### Goal of the exercise:
Could you copy each line of the listing that holds "Ajustes"?

### Records shown:
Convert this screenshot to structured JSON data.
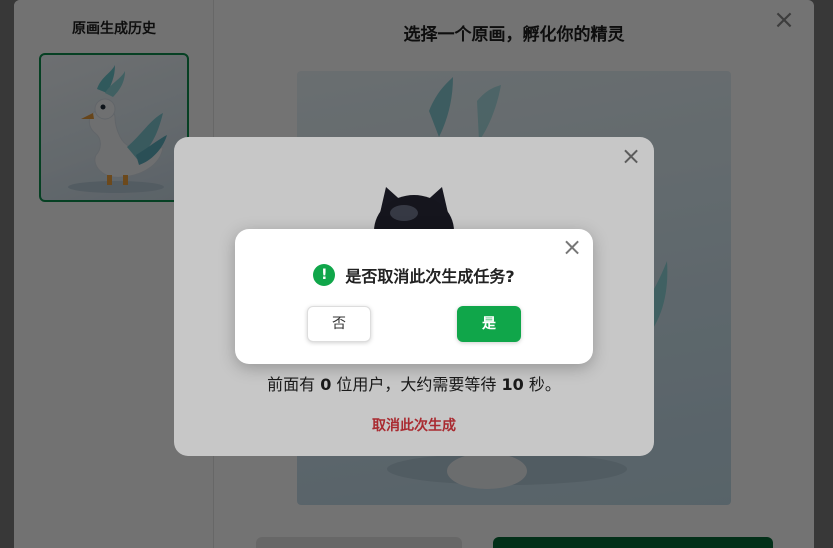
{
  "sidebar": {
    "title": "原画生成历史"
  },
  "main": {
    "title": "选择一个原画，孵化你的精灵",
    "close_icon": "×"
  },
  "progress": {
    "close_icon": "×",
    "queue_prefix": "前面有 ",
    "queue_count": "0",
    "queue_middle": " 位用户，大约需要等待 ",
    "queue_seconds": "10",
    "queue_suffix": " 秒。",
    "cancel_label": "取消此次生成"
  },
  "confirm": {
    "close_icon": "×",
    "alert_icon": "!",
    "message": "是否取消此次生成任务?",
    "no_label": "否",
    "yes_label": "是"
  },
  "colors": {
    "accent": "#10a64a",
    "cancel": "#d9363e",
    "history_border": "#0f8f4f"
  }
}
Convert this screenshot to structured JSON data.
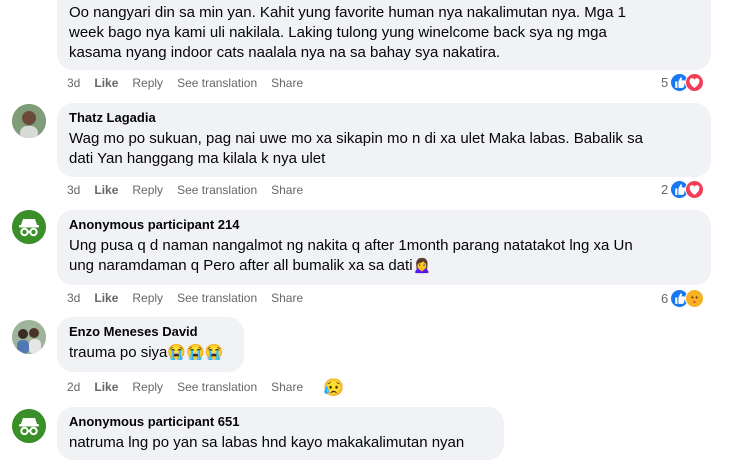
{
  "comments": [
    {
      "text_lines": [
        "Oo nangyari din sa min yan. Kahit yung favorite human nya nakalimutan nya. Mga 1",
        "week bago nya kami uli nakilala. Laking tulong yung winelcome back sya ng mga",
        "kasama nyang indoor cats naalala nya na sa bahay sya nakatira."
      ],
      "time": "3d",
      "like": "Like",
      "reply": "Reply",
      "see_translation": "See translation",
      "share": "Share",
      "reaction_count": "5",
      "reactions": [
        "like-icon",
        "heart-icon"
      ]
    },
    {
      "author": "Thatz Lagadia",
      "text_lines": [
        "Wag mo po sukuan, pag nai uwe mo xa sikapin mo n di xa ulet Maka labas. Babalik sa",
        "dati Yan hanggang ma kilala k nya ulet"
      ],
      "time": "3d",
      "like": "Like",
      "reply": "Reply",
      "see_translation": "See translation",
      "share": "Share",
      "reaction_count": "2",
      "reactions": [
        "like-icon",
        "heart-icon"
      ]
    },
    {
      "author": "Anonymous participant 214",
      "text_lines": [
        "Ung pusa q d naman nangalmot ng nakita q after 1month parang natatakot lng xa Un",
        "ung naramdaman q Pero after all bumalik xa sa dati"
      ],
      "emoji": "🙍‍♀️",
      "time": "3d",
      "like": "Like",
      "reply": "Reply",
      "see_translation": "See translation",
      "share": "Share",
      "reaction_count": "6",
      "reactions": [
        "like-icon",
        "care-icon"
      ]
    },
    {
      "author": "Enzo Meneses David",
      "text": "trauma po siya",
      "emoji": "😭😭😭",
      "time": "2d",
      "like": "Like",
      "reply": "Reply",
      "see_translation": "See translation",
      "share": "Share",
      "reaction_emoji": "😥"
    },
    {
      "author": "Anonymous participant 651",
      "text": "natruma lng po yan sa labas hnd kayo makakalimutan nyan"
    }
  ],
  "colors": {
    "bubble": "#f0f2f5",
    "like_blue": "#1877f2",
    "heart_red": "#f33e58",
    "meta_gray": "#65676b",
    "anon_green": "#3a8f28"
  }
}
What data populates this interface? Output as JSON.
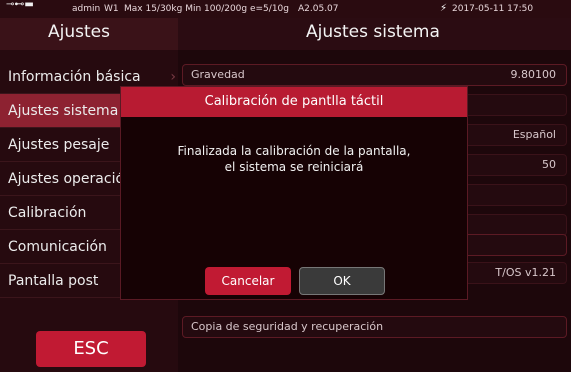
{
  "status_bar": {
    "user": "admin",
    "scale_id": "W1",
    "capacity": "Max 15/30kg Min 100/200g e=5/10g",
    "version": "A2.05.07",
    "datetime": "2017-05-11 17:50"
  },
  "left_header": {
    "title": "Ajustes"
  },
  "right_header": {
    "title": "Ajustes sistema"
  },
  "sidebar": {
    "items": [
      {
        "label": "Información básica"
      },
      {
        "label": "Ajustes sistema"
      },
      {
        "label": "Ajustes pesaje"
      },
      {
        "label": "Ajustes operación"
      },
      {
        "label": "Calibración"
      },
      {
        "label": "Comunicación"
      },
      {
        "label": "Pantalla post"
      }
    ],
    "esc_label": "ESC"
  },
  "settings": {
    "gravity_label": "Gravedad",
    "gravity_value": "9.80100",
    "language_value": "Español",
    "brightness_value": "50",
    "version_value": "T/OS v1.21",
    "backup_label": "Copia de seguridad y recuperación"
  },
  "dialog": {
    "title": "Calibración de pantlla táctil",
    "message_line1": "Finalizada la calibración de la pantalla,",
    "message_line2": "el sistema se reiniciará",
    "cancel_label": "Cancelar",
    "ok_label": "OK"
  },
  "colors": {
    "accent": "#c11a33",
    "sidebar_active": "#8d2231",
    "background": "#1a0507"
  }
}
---
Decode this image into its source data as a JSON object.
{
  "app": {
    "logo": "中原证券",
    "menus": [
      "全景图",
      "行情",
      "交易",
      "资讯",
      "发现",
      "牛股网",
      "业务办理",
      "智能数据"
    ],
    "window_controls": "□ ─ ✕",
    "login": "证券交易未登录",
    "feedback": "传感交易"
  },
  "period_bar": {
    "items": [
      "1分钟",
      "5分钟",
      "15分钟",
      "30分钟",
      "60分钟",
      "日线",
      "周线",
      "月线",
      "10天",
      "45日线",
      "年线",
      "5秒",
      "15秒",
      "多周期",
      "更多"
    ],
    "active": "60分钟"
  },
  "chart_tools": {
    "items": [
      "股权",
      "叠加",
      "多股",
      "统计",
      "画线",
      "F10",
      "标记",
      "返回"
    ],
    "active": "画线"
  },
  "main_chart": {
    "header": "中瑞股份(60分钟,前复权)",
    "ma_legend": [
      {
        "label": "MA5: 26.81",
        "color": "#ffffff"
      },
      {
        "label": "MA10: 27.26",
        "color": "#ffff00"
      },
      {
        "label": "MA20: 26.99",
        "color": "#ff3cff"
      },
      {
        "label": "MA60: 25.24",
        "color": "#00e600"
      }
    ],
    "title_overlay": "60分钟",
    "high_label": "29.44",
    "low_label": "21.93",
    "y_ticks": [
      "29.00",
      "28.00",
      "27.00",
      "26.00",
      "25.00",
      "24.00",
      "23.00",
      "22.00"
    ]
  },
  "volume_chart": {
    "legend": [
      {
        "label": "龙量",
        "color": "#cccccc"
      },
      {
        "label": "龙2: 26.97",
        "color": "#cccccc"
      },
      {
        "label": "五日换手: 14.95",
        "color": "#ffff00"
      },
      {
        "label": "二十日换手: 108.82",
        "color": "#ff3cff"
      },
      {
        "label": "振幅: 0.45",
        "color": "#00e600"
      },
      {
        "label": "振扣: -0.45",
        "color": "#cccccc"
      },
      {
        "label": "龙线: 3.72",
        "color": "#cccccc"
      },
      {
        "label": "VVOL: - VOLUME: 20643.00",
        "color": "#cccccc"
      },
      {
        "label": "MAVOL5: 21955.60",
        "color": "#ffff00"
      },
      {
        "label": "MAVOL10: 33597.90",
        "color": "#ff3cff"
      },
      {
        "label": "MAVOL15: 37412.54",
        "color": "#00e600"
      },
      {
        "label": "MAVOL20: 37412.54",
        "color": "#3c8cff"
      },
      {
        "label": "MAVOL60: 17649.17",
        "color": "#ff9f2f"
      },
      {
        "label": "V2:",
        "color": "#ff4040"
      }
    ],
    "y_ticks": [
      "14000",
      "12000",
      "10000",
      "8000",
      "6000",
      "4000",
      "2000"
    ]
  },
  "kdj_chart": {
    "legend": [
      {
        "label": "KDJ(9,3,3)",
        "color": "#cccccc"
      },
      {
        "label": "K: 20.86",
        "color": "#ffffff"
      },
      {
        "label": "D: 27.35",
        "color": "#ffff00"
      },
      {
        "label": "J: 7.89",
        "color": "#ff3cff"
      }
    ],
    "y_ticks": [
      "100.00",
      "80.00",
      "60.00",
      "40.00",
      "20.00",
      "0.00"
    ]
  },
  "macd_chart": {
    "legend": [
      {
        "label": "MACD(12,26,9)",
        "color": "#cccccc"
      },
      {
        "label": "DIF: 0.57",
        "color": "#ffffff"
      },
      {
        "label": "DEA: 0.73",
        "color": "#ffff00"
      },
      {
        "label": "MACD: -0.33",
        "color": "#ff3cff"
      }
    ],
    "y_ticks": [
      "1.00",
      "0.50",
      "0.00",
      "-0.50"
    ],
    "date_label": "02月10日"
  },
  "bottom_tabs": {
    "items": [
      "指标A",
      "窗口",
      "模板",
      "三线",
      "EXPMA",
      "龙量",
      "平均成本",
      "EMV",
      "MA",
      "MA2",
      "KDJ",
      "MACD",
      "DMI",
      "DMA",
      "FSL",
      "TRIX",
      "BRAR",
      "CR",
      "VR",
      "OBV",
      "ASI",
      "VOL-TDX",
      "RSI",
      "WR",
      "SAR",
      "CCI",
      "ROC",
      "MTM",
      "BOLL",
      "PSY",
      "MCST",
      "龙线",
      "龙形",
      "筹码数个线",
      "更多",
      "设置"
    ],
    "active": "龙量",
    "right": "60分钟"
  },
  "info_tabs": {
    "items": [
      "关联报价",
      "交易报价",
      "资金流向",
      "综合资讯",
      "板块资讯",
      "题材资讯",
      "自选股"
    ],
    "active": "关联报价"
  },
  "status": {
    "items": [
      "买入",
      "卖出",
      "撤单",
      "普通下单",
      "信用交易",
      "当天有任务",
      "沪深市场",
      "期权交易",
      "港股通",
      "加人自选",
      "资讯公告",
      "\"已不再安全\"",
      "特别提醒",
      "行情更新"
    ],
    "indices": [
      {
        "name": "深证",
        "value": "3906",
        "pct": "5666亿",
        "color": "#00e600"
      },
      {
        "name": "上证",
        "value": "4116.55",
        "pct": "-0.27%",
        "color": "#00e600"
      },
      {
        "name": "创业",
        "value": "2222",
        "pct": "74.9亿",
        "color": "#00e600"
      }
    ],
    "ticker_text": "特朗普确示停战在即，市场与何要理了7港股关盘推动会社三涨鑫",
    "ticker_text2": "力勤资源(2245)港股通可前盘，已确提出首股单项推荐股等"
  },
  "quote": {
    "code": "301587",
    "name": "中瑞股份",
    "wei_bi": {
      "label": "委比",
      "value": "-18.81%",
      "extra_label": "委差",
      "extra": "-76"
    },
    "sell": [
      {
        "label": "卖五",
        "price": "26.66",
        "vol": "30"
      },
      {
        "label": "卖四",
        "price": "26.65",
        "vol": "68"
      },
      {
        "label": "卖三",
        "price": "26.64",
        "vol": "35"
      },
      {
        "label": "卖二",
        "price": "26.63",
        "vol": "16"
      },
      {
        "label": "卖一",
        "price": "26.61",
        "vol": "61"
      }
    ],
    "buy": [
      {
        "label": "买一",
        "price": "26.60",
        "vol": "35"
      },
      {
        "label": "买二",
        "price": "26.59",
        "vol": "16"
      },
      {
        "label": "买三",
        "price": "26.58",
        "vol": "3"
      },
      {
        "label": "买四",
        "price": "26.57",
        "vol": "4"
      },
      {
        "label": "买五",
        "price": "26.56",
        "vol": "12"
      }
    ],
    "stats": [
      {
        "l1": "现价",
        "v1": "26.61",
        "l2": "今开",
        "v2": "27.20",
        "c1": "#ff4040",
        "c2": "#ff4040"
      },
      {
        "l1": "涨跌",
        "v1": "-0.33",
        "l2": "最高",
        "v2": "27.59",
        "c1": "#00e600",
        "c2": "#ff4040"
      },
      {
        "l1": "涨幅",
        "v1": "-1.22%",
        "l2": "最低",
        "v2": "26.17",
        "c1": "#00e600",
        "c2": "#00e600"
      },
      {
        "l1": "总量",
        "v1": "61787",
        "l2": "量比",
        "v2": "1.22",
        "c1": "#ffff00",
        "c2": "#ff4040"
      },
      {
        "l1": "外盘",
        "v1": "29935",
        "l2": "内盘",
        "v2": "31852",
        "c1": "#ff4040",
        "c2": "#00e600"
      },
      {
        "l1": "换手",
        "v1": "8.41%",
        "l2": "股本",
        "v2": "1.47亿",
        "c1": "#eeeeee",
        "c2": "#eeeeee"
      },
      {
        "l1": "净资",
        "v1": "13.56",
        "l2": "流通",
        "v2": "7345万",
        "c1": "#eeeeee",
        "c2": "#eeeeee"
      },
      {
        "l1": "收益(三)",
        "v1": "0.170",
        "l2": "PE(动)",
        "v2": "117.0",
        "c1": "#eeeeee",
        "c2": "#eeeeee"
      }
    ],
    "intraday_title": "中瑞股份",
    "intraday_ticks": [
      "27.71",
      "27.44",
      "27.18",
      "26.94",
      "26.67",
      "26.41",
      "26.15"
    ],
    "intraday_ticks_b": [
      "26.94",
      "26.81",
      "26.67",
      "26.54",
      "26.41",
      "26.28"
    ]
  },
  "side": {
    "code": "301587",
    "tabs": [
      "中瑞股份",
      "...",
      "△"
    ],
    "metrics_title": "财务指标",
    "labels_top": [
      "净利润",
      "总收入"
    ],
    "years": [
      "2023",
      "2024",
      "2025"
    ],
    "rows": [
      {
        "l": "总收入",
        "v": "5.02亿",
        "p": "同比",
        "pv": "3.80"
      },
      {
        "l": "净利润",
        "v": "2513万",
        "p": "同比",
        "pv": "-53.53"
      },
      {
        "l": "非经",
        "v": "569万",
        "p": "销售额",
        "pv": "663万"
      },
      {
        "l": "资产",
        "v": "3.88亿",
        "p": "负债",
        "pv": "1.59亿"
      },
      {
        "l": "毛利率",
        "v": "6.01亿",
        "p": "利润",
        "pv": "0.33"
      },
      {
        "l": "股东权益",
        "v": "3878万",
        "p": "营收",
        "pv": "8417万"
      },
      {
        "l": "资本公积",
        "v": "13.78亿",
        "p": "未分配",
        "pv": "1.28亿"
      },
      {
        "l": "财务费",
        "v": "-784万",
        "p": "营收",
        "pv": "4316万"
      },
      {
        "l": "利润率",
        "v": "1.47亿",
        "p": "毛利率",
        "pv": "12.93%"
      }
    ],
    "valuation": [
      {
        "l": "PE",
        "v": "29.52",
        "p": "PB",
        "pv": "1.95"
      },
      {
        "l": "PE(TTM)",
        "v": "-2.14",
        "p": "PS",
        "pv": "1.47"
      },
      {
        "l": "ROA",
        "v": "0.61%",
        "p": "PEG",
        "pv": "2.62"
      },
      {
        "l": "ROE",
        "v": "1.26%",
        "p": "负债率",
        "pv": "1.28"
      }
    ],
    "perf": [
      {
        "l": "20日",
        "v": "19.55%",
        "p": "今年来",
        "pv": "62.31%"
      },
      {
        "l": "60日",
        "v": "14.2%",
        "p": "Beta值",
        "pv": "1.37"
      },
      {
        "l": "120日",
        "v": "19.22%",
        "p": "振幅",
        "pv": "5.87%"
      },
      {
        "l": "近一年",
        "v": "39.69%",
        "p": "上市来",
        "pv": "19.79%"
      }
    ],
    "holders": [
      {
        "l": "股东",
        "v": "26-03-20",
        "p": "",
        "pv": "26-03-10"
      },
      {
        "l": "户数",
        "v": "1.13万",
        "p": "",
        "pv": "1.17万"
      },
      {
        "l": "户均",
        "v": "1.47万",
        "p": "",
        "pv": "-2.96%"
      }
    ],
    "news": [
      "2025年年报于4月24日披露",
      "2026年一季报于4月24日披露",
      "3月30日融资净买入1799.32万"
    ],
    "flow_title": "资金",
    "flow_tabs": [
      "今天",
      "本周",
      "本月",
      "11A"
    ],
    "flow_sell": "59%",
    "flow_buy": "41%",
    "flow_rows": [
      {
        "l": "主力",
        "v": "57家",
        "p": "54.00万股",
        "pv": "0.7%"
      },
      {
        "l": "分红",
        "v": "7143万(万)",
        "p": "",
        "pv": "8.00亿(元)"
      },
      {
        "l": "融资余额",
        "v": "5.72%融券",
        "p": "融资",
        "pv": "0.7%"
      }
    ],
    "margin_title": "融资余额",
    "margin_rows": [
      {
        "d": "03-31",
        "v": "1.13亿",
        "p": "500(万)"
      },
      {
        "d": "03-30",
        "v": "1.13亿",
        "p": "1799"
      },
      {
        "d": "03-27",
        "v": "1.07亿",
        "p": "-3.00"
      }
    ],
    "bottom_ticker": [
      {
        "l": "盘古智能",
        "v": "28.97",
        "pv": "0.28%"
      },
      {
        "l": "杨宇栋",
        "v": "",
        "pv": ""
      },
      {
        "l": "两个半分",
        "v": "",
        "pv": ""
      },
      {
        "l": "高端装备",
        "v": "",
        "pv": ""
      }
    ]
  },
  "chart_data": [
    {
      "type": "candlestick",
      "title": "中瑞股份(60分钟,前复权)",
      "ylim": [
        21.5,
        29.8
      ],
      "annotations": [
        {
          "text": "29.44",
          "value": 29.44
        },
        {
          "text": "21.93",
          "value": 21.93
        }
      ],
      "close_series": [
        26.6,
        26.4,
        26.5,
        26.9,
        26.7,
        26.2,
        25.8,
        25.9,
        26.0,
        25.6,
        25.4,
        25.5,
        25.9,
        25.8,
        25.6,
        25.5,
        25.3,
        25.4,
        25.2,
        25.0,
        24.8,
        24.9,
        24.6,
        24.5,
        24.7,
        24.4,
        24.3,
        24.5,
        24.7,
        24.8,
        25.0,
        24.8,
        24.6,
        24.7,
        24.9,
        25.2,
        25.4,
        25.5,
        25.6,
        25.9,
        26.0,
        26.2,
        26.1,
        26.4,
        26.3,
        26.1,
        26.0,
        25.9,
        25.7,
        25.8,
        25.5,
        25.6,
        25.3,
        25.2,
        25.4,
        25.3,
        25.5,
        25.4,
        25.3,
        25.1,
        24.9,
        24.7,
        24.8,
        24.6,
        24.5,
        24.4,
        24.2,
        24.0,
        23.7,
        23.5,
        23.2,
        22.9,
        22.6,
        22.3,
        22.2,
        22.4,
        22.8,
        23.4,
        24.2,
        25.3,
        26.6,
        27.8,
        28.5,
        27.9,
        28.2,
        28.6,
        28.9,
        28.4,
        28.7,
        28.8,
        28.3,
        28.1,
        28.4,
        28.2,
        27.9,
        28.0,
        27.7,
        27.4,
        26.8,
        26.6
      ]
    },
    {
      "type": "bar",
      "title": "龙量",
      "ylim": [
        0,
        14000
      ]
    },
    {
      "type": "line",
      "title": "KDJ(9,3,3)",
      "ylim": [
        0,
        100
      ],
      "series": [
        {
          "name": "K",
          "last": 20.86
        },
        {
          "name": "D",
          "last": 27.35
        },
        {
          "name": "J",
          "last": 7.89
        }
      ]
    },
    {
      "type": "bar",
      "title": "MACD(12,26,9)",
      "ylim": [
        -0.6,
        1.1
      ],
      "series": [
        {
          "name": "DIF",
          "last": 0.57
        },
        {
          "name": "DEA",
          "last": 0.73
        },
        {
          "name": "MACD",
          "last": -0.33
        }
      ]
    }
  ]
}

### Result below:
    "title": "Ajustes"
    "title": "Ajustes sistema"
        "label": "Ajustes sistema"
        "label": "Ajustes pesaje"
        "label": "Ajustes operación"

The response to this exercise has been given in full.